▶ [WHAT NEEDS TO BE DONE] When you reproduce the listing, keep every word as it is and drop the pictures.

(DATA RECORDS)

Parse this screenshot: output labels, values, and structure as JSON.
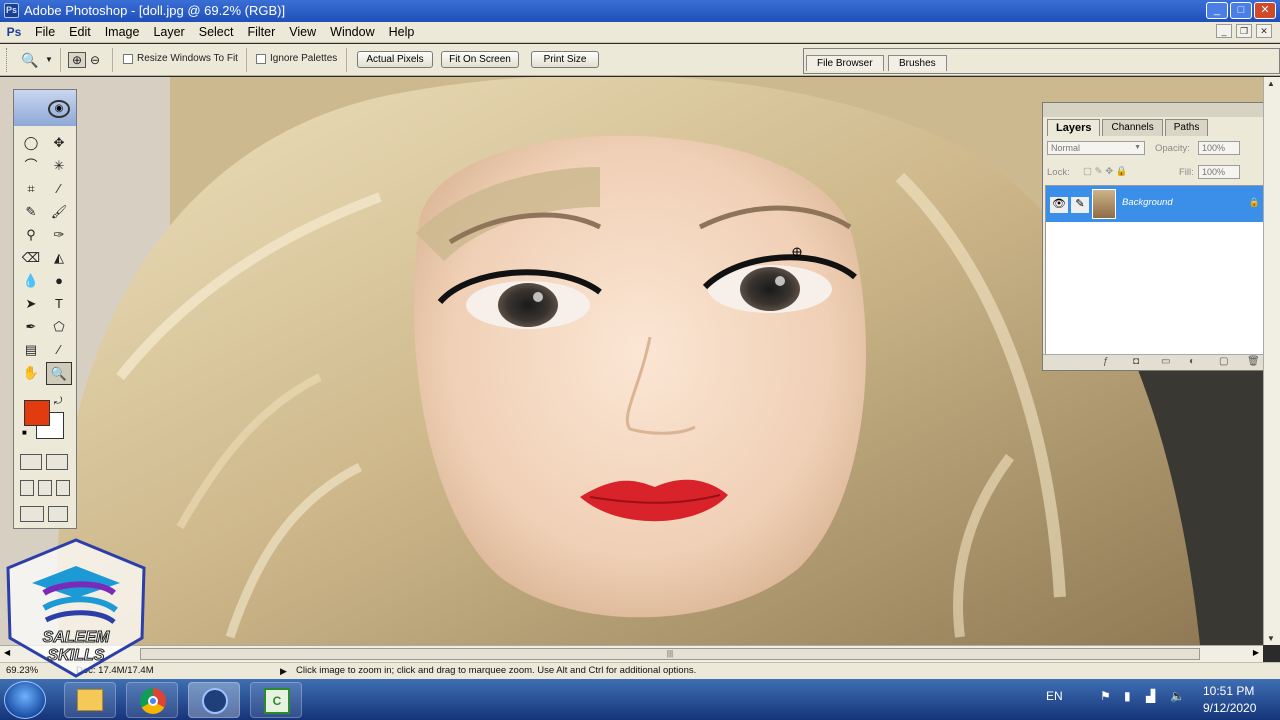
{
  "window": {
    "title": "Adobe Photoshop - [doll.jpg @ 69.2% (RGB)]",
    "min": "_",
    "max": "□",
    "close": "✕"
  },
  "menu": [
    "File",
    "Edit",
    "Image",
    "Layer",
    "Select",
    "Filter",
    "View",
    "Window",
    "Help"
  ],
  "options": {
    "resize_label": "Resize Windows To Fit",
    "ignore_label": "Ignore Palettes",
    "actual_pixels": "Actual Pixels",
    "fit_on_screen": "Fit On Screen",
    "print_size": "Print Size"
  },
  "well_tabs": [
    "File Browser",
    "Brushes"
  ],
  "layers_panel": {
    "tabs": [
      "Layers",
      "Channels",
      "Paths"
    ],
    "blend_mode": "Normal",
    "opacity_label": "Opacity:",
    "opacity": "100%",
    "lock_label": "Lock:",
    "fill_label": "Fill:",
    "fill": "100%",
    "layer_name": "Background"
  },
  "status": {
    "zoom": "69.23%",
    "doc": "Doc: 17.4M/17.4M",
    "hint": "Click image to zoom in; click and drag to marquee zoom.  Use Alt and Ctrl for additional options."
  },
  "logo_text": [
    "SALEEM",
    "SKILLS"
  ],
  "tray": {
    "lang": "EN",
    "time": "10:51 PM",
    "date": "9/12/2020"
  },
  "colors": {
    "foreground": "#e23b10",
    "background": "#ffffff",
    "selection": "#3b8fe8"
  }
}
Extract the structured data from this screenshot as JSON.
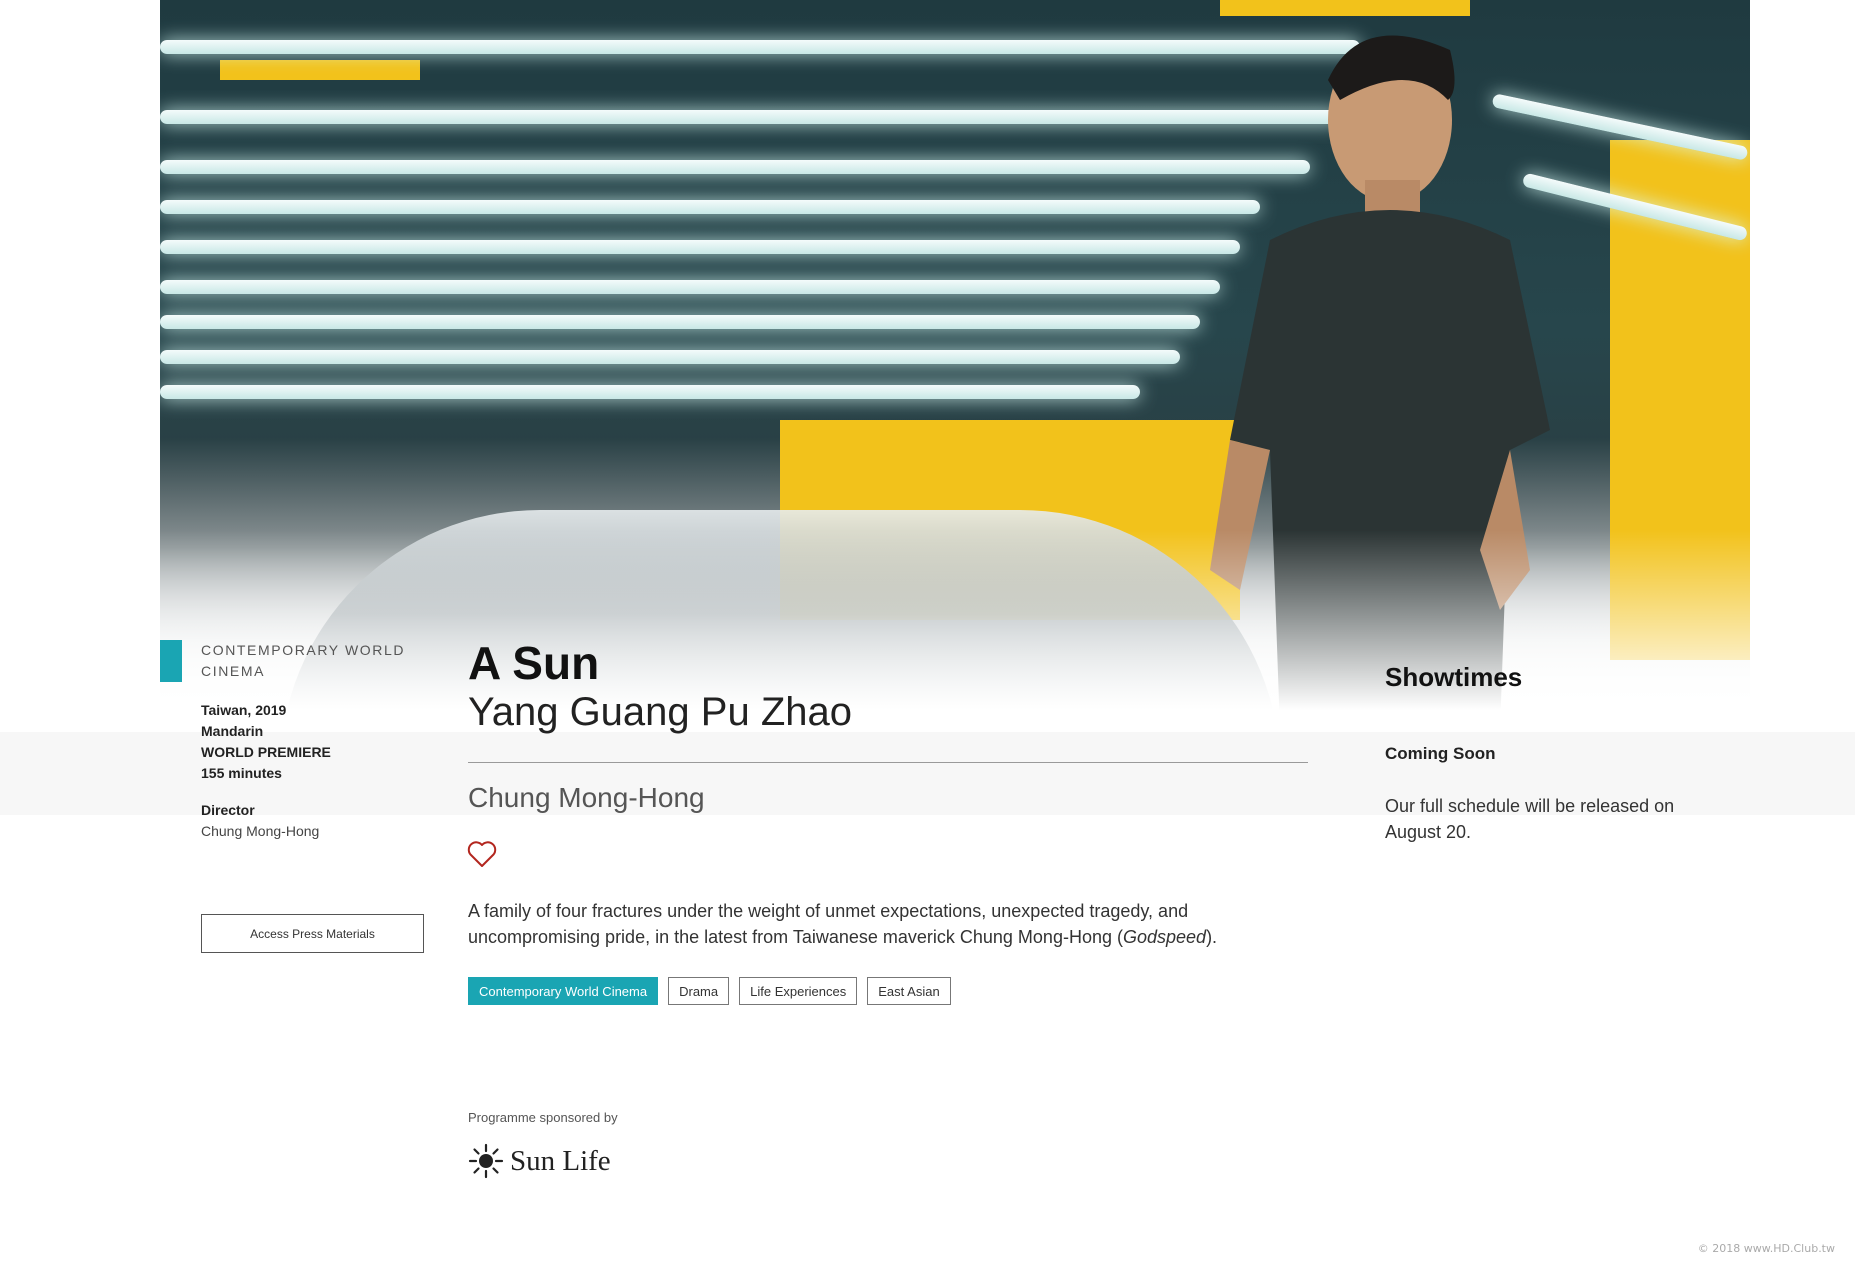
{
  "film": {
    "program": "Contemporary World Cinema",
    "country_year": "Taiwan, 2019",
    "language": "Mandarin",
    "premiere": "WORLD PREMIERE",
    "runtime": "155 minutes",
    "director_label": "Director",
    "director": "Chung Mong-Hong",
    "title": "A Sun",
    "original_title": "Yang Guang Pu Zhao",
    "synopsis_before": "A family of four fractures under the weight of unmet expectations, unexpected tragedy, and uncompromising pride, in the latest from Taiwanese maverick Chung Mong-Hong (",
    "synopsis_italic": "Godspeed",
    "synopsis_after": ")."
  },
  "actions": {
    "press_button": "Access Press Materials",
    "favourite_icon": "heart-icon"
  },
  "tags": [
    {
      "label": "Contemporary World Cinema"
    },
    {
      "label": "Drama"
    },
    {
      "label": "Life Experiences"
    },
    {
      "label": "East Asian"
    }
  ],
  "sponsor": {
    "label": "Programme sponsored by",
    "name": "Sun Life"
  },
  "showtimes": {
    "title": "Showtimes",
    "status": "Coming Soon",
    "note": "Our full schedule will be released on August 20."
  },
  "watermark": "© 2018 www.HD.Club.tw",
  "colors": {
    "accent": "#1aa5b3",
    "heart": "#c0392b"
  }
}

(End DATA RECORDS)

▶ [SOLUTION TO THIS TASK]
Parse this screenshot: output labels, values, and structure as JSON.
{
  "window": {
    "title": "Adobe Photoshop - [doll.jpg @ 69.2% (RGB)]",
    "min": "_",
    "max": "□",
    "close": "✕"
  },
  "menu": [
    "File",
    "Edit",
    "Image",
    "Layer",
    "Select",
    "Filter",
    "View",
    "Window",
    "Help"
  ],
  "options": {
    "resize_label": "Resize Windows To Fit",
    "ignore_label": "Ignore Palettes",
    "actual_pixels": "Actual Pixels",
    "fit_on_screen": "Fit On Screen",
    "print_size": "Print Size"
  },
  "well_tabs": [
    "File Browser",
    "Brushes"
  ],
  "layers_panel": {
    "tabs": [
      "Layers",
      "Channels",
      "Paths"
    ],
    "blend_mode": "Normal",
    "opacity_label": "Opacity:",
    "opacity": "100%",
    "lock_label": "Lock:",
    "fill_label": "Fill:",
    "fill": "100%",
    "layer_name": "Background"
  },
  "status": {
    "zoom": "69.23%",
    "doc": "Doc: 17.4M/17.4M",
    "hint": "Click image to zoom in; click and drag to marquee zoom.  Use Alt and Ctrl for additional options."
  },
  "logo_text": [
    "SALEEM",
    "SKILLS"
  ],
  "tray": {
    "lang": "EN",
    "time": "10:51 PM",
    "date": "9/12/2020"
  },
  "colors": {
    "foreground": "#e23b10",
    "background": "#ffffff",
    "selection": "#3b8fe8"
  }
}
Extract the structured data from this screenshot as JSON.
{
  "film": {
    "program": "Contemporary World Cinema",
    "country_year": "Taiwan, 2019",
    "language": "Mandarin",
    "premiere": "WORLD PREMIERE",
    "runtime": "155 minutes",
    "director_label": "Director",
    "director": "Chung Mong-Hong",
    "title": "A Sun",
    "original_title": "Yang Guang Pu Zhao",
    "synopsis_before": "A family of four fractures under the weight of unmet expectations, unexpected tragedy, and uncompromising pride, in the latest from Taiwanese maverick Chung Mong-Hong (",
    "synopsis_italic": "Godspeed",
    "synopsis_after": ")."
  },
  "actions": {
    "press_button": "Access Press Materials",
    "favourite_icon": "heart-icon"
  },
  "tags": [
    {
      "label": "Contemporary World Cinema"
    },
    {
      "label": "Drama"
    },
    {
      "label": "Life Experiences"
    },
    {
      "label": "East Asian"
    }
  ],
  "sponsor": {
    "label": "Programme sponsored by",
    "name": "Sun Life"
  },
  "showtimes": {
    "title": "Showtimes",
    "status": "Coming Soon",
    "note": "Our full schedule will be released on August 20."
  },
  "watermark": "© 2018 www.HD.Club.tw",
  "colors": {
    "accent": "#1aa5b3",
    "heart": "#c0392b"
  }
}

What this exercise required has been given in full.